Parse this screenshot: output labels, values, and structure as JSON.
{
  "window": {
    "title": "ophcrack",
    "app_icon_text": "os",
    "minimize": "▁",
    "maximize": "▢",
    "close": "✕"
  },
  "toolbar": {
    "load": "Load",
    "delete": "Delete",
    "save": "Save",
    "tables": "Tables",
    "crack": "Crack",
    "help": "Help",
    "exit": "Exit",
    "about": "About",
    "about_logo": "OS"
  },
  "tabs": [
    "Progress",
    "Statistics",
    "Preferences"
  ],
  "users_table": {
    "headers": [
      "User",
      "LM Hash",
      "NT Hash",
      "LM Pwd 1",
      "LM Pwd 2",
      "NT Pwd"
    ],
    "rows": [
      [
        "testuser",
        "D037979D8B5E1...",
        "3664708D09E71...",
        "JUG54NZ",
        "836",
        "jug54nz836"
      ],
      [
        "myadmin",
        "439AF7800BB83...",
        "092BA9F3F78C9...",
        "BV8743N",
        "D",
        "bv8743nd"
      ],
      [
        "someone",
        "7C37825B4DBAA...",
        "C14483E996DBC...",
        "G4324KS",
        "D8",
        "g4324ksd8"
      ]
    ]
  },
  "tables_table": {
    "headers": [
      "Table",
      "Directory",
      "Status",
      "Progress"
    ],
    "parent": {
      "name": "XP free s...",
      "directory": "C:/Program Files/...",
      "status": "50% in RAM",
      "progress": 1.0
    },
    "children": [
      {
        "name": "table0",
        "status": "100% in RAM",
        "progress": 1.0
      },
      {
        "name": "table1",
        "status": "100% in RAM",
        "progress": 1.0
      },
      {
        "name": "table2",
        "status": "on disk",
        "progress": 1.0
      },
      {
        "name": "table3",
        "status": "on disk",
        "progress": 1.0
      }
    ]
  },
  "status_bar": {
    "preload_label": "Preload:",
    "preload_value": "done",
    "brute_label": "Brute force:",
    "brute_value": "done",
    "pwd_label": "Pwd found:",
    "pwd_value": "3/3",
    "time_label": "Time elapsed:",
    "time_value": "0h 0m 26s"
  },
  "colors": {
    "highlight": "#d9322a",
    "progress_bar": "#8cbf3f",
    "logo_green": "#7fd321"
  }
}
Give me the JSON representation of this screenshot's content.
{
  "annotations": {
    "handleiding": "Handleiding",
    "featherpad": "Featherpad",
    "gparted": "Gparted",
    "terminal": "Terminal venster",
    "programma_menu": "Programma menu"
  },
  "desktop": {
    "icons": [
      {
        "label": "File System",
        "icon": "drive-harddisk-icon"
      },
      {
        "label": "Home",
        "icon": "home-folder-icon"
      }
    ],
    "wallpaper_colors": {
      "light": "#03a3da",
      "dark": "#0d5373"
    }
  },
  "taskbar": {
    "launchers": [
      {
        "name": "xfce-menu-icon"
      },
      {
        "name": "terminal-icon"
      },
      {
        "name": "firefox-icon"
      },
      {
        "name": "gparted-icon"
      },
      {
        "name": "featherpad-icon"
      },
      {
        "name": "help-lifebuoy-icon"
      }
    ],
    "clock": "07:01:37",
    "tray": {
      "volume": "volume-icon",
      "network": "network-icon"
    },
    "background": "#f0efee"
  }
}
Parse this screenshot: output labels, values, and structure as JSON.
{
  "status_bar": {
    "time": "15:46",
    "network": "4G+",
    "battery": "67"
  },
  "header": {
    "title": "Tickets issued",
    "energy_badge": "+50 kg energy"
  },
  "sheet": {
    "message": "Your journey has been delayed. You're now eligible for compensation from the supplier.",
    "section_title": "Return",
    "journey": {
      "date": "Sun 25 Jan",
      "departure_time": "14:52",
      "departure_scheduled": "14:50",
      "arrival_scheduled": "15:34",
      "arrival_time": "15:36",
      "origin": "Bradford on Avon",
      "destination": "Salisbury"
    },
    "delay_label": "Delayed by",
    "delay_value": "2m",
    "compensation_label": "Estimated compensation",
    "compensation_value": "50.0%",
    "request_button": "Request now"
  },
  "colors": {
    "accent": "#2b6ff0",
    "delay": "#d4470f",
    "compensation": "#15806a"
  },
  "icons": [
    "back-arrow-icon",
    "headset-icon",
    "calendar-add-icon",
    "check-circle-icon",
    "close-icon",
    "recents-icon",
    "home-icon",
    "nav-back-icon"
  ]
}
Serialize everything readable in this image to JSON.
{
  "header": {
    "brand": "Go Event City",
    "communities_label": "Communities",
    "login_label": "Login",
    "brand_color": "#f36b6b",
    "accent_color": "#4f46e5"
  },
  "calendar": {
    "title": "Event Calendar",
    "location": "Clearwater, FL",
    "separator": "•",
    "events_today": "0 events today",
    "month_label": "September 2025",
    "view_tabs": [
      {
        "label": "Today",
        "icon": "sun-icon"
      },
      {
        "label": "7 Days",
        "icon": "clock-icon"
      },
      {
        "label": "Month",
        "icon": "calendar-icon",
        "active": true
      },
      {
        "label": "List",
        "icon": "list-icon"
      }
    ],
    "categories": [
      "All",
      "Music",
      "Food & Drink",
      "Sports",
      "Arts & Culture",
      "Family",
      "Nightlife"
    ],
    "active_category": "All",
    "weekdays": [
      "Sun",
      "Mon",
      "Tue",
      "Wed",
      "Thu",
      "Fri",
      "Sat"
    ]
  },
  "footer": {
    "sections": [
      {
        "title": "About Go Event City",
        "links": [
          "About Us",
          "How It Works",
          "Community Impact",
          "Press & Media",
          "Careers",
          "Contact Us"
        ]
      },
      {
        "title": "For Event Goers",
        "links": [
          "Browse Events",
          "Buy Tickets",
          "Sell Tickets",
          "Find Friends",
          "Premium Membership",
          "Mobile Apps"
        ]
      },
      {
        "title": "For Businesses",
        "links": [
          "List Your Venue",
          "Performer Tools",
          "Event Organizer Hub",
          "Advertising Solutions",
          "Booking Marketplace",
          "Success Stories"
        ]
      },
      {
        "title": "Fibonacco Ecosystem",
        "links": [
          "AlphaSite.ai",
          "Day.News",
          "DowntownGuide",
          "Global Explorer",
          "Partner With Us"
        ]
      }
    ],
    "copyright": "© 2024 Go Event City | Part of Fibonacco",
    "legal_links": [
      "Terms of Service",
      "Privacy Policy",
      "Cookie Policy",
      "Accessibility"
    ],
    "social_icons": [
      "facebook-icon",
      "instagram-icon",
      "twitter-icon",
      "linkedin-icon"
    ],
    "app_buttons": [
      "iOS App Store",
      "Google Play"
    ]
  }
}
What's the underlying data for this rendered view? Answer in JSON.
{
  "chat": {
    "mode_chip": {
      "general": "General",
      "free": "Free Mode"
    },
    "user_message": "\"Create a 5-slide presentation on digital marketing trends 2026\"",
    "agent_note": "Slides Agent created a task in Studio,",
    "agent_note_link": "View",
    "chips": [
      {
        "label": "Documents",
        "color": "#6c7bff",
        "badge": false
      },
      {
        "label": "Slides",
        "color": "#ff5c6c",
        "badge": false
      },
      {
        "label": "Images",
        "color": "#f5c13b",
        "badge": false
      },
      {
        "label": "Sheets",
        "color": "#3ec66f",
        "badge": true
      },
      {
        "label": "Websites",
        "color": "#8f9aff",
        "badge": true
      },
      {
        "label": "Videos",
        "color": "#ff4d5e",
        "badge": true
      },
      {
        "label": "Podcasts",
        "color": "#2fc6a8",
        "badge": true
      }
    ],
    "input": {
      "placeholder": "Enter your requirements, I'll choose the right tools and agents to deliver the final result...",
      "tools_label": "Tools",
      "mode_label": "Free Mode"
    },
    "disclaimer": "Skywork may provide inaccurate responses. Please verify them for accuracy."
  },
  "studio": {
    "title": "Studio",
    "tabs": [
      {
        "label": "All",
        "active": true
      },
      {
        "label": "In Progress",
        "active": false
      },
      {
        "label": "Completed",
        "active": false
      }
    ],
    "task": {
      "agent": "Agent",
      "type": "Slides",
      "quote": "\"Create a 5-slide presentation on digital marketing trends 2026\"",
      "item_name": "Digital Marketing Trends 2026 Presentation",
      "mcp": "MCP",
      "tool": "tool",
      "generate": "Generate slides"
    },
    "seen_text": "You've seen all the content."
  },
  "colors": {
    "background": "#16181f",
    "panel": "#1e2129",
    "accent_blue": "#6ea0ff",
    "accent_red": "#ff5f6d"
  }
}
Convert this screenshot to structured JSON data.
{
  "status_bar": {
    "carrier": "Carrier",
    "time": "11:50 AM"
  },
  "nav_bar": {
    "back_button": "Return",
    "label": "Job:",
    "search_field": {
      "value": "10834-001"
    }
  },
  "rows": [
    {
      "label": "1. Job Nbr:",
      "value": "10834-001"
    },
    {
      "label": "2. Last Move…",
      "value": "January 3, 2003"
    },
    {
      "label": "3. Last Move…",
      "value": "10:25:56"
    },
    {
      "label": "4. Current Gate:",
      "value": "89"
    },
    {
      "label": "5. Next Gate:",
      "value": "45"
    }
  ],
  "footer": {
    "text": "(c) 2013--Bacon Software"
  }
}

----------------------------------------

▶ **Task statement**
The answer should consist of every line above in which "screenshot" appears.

▶ **Answer to the exercise**
Parse this screenshot: output labels, values, and structure as JSON.
Give me the JSON representation of this screenshot's content.
Parse this screenshot: output labels, values, and structure as JSON.
Convert this screenshot to structured JSON data.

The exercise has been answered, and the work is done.